ABOUT THIS EXERCISE: Leave out the pictures and restate every entry word for word.

Web page and app entries
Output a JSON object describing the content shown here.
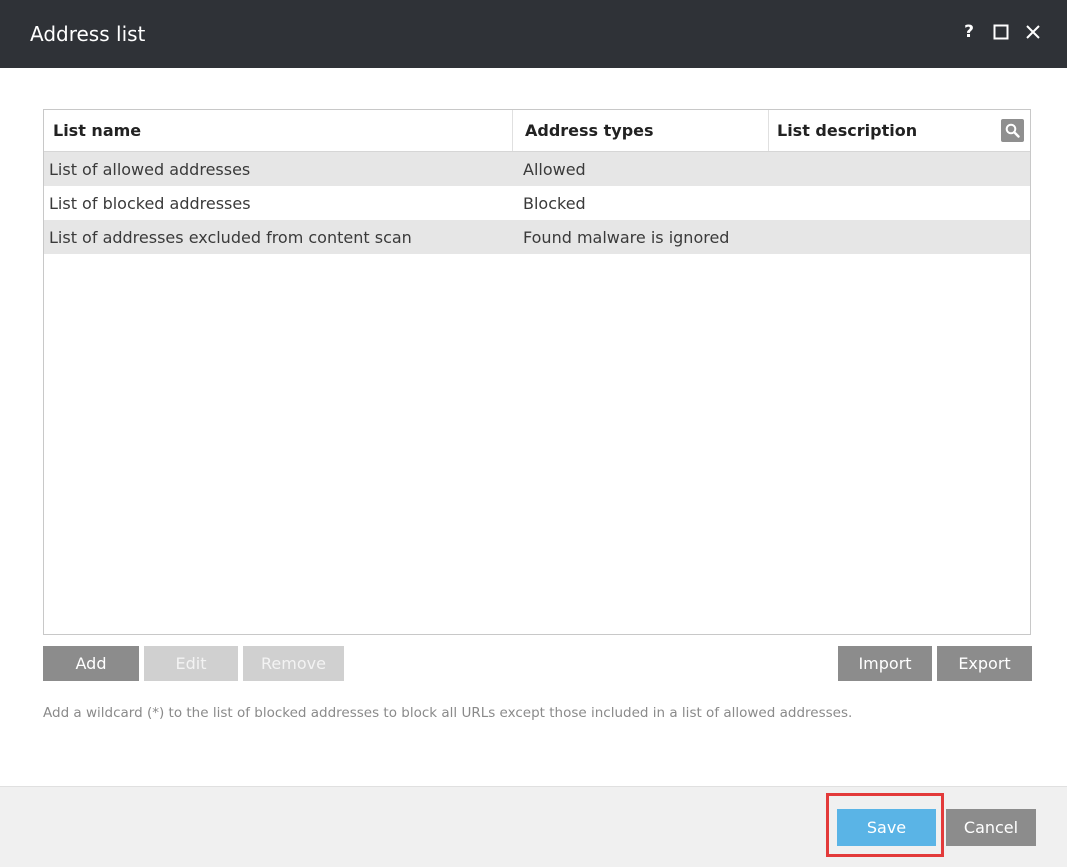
{
  "window": {
    "title": "Address list",
    "help_label": "?"
  },
  "table": {
    "columns": [
      "List name",
      "Address types",
      "List description"
    ],
    "rows": [
      {
        "name": "List of allowed addresses",
        "type": "Allowed",
        "description": ""
      },
      {
        "name": "List of blocked addresses",
        "type": "Blocked",
        "description": ""
      },
      {
        "name": "List of addresses excluded from content scan",
        "type": "Found malware is ignored",
        "description": ""
      }
    ]
  },
  "buttons": {
    "add": "Add",
    "edit": "Edit",
    "remove": "Remove",
    "import": "Import",
    "export": "Export"
  },
  "hint": "Add a wildcard (*) to the list of blocked addresses to block all URLs except those included in a list of allowed addresses.",
  "footer": {
    "save": "Save",
    "cancel": "Cancel"
  },
  "icons": {
    "search": "search-icon",
    "help": "help-icon",
    "maximize": "maximize-icon",
    "close": "close-icon"
  },
  "colors": {
    "titlebar": "#2f3237",
    "primary_button": "#5ab4e6",
    "secondary_button": "#8c8c8c",
    "highlight": "#e33a3a"
  }
}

EXERCISE OUTPUT:
Output a JSON object describing the content shown here.
{
  "window": {
    "title": "Address list",
    "help_label": "?"
  },
  "table": {
    "columns": [
      "List name",
      "Address types",
      "List description"
    ],
    "rows": [
      {
        "name": "List of allowed addresses",
        "type": "Allowed",
        "description": ""
      },
      {
        "name": "List of blocked addresses",
        "type": "Blocked",
        "description": ""
      },
      {
        "name": "List of addresses excluded from content scan",
        "type": "Found malware is ignored",
        "description": ""
      }
    ]
  },
  "buttons": {
    "add": "Add",
    "edit": "Edit",
    "remove": "Remove",
    "import": "Import",
    "export": "Export"
  },
  "hint": "Add a wildcard (*) to the list of blocked addresses to block all URLs except those included in a list of allowed addresses.",
  "footer": {
    "save": "Save",
    "cancel": "Cancel"
  },
  "icons": {
    "search": "search-icon",
    "help": "help-icon",
    "maximize": "maximize-icon",
    "close": "close-icon"
  },
  "colors": {
    "titlebar": "#2f3237",
    "primary_button": "#5ab4e6",
    "secondary_button": "#8c8c8c",
    "highlight": "#e33a3a"
  }
}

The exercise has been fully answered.